It was interesting to watch the recent General Assembly respond to the politics of fear. I was recently talking to a former Baptist missionary about his experience as the conservatives took over the denomination and began to fire all missionaries, such as himself, who didn’t agree with their positions. He said that while he was trying to decide, he came home for a visit. While the debate raged within the Southern Baptist community, he talked to his mother who had been a life long Southern Baptist. She told him that she just couldn’t understand what all the arguments were about. I suspect that also is reflective of many of the members of the Presbyterian church. Those of us who have been engaged in these arguments over the past thirty (or a hundred) years think that we are debating crucial decisions. The average membership may take sides depending on what charismatic pastor is advocating for one side or the other, but by in large they don’t understand what the fight is about.
With respect to the homosexual debate in particular, I believe that the mood has changed because of relationships. When the vast majority of homosexuals were “in the closet,” most people lived with characterizations of homosexuality that were based on lots of misinformation. When homosexuals began to come out of the closet in droves, many of us discovered that there were many homosexuals that were also people we cared about before we knew of their orientation. They were our brothers, sisters, parents, trusted friends, etc.
Then we began to hear that many of our presumed beliefs were not based on facts. For example, most gays are not sexual predators and our children are at least as vulnerable, if not more so, to heterosexuals. We also discovered that despite the reputation for pormiscuity, many gays were in long standing relationships. Occasionally we would discover that a beloved member of the church, even a pastor or educator, was gay, and yet we knew that their life was exemplorary. I know of one Presbyterian minister who serves as a youth minister in a church and is openly gay. The congregation knows it but they also know him. They have no more fear for their children than they would if he were heterosexual.
At the General Assembly there were those who argued that churches would leave the denomination if we changed our position on homosexuality. Other groups made that precise argument about the churches position on abortion, and still others as they argued against the new Form of Government. It seems to be the new nuclear option argument. What I saw at the GA was that the commissioners were growing tired of that argument. There might be good or bad reasons to vote one way or the other but fear was not one of them.
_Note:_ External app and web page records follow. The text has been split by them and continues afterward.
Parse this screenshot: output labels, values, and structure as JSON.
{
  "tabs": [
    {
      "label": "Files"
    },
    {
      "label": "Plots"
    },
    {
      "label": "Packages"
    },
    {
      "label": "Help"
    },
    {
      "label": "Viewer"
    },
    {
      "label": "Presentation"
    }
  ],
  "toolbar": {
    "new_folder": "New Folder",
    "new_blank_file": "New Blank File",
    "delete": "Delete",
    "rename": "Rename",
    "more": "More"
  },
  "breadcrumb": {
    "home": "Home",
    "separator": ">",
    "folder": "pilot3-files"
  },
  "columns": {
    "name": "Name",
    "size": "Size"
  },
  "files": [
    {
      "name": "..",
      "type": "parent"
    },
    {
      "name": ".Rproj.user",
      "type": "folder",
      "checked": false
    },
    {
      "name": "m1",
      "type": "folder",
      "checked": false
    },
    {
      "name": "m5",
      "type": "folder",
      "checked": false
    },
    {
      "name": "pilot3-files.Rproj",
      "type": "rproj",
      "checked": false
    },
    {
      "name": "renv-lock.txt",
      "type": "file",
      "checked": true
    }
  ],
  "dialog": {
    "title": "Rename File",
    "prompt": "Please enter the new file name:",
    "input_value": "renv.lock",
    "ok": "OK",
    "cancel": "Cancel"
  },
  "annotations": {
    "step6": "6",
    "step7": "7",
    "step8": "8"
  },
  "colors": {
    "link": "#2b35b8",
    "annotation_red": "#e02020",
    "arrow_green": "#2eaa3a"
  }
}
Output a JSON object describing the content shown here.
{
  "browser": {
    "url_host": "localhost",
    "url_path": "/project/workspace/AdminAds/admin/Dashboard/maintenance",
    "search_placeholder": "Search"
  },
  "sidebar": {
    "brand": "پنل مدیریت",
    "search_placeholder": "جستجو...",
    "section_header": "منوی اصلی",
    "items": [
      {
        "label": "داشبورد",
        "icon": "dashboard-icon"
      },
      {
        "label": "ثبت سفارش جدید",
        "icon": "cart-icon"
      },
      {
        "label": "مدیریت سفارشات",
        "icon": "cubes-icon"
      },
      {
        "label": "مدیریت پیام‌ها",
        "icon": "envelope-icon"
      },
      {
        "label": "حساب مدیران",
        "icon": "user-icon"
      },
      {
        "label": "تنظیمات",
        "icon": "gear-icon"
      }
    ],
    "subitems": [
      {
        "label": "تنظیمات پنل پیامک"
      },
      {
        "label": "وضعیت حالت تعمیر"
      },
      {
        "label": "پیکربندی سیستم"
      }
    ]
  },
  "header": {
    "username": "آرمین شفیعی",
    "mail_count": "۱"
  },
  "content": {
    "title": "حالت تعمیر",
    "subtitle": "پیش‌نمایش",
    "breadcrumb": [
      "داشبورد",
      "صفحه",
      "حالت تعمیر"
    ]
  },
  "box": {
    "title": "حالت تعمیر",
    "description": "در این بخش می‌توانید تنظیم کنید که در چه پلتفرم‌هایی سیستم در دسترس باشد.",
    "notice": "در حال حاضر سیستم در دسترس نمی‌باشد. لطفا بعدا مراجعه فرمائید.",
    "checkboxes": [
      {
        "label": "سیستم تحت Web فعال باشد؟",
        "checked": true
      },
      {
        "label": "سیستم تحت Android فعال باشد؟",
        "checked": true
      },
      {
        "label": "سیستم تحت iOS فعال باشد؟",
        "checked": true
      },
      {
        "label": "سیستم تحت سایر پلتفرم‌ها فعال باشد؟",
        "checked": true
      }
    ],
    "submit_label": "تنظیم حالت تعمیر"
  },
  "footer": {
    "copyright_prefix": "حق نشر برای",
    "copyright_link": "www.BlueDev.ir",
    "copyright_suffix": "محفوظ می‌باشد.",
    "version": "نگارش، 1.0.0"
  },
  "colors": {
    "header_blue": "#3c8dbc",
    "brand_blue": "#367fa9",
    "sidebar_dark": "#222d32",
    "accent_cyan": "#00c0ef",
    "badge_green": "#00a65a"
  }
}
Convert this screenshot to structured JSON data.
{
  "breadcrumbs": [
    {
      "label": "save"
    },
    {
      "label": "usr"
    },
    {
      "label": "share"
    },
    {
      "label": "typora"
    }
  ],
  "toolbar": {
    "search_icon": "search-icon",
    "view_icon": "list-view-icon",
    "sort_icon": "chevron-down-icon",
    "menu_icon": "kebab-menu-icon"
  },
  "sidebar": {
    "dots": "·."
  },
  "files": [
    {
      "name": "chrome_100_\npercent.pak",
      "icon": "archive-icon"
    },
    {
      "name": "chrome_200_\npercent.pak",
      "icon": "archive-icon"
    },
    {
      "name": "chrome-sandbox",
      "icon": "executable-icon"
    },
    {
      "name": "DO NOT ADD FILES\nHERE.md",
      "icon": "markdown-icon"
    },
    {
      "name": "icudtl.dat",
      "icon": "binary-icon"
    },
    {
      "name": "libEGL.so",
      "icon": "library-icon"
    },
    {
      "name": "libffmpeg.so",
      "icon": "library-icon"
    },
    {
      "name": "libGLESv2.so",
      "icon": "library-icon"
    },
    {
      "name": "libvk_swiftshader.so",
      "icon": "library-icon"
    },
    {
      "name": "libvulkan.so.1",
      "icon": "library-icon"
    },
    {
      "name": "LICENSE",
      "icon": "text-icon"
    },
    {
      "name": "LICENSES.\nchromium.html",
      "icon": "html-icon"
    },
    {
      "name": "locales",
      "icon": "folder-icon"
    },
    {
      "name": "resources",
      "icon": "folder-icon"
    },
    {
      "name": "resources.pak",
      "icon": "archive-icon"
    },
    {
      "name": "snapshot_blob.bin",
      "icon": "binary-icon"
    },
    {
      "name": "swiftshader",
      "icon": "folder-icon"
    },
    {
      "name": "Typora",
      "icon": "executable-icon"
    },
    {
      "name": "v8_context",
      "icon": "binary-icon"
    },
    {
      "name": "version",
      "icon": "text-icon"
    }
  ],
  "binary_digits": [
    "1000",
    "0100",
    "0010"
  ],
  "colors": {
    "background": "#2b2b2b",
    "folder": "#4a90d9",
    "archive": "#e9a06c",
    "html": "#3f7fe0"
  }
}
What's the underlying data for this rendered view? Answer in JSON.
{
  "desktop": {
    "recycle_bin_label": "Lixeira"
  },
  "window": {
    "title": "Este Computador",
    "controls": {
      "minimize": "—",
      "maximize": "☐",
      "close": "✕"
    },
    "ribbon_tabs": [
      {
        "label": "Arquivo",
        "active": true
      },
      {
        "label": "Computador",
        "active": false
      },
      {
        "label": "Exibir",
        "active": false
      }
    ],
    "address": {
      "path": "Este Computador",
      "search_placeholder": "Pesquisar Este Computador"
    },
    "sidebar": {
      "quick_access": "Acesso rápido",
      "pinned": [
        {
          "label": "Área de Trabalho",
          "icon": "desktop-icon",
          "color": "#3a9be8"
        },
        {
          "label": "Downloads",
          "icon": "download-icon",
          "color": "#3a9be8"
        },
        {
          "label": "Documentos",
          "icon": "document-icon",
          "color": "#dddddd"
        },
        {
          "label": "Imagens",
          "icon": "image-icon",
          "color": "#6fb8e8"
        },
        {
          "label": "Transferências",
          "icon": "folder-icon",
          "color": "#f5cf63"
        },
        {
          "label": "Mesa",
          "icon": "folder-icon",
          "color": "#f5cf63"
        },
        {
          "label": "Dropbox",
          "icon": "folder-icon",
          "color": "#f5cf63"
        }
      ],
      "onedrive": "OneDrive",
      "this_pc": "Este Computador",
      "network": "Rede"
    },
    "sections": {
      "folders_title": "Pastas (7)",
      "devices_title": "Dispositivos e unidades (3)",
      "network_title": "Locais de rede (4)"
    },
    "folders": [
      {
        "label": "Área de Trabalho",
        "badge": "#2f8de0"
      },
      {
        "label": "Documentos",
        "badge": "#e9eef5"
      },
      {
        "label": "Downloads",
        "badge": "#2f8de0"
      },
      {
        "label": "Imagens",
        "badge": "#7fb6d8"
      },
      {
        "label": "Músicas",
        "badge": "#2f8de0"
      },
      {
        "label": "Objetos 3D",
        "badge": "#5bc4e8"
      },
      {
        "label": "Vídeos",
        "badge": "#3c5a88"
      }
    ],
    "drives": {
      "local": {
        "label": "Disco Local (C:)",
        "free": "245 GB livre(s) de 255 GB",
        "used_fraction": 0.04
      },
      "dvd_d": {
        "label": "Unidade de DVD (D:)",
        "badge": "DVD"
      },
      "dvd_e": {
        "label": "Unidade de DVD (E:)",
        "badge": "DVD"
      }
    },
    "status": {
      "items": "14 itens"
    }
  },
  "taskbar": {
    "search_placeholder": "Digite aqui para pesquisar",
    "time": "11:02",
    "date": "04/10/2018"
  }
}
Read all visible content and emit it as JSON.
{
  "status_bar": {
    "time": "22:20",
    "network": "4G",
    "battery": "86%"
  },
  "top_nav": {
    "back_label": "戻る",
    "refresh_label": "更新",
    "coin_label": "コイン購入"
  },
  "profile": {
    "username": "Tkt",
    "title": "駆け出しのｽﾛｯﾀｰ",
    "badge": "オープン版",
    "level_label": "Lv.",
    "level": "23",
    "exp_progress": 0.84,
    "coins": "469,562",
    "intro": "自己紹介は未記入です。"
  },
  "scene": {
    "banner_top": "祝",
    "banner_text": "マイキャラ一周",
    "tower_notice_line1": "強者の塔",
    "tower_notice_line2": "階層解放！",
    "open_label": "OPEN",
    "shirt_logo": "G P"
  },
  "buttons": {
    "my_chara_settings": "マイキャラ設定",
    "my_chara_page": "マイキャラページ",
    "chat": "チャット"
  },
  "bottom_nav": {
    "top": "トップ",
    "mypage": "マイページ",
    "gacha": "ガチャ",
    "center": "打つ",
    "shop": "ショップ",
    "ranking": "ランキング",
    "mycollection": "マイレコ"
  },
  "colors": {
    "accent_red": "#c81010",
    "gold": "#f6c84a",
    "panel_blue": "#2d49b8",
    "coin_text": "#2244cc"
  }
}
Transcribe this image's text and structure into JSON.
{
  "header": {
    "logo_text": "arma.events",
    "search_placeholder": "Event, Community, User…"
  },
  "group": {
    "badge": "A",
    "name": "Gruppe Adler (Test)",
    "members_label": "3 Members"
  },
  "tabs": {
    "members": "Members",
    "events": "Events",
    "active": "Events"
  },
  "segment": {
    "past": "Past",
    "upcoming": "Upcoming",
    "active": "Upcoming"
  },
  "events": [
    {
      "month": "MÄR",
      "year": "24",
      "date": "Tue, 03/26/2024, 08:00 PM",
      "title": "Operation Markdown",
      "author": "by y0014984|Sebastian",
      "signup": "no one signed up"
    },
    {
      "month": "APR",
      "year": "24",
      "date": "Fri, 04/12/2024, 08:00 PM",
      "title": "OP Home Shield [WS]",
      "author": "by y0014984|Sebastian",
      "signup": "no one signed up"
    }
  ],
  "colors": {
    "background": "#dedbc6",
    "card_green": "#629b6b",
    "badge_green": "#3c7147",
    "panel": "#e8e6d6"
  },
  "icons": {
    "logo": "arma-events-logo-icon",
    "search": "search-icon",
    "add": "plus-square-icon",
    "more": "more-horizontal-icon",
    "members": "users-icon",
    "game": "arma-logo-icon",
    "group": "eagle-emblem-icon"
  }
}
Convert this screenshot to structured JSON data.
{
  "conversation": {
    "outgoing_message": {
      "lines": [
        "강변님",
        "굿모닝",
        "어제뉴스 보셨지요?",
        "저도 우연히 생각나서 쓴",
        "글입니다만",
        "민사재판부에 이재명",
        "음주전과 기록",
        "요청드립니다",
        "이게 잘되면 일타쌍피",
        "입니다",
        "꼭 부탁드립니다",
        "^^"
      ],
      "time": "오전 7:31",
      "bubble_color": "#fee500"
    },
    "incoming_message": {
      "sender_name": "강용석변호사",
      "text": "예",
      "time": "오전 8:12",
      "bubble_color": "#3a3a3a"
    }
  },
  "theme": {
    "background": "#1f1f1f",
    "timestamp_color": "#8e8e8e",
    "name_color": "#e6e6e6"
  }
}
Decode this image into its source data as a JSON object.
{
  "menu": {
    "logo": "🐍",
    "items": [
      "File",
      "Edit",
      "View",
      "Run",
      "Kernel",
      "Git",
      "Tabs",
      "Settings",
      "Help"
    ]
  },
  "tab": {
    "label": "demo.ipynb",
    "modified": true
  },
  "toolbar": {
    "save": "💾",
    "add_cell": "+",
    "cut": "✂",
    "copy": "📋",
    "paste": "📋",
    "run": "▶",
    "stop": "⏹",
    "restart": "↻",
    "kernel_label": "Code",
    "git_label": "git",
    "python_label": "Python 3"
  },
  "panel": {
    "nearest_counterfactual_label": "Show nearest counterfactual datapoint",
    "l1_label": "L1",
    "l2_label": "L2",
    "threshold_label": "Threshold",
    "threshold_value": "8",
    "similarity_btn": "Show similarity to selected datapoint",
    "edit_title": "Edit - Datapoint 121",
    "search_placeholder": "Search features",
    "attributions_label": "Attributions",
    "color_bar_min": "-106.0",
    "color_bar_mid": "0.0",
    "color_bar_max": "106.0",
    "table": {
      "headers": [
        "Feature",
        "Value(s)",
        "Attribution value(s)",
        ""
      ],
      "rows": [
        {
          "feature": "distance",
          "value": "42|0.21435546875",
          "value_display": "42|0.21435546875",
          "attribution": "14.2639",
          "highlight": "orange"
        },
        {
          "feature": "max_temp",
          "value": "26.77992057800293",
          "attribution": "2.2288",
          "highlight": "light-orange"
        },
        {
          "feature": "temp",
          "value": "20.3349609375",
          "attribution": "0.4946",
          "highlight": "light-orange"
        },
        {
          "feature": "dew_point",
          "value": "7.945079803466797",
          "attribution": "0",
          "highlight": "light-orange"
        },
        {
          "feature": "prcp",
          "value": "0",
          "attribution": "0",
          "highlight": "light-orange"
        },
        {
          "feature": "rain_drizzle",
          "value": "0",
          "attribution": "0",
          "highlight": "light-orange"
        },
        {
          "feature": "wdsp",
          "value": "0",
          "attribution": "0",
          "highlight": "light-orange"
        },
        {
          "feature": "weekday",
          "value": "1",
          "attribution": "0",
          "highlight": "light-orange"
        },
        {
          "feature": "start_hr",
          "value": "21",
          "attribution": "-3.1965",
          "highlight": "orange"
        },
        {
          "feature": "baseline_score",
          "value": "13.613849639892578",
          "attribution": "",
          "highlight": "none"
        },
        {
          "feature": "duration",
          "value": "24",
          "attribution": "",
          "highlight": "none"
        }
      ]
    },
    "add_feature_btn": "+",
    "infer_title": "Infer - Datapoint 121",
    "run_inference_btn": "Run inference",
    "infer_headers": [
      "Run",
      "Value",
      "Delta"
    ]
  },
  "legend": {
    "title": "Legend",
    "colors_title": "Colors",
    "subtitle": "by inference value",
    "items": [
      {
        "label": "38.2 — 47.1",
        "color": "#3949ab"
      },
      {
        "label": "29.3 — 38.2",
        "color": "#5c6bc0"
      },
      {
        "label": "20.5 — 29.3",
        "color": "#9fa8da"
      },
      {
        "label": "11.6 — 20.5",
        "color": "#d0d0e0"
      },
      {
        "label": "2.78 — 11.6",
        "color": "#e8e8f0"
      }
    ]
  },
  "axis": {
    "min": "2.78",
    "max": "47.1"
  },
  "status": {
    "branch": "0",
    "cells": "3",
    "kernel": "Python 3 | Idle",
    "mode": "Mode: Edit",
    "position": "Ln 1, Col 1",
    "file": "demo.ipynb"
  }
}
Was the Assembly reflective of the membership of the church? Will the presbytery votes be different this time? It is hard to know but I, at least, hope that the politics of fear will have less of an impact this time. Wouldn’t it be interesting if our presbyteries genuinely listened to one another and spent a lot of time in prayer as they made their decisions?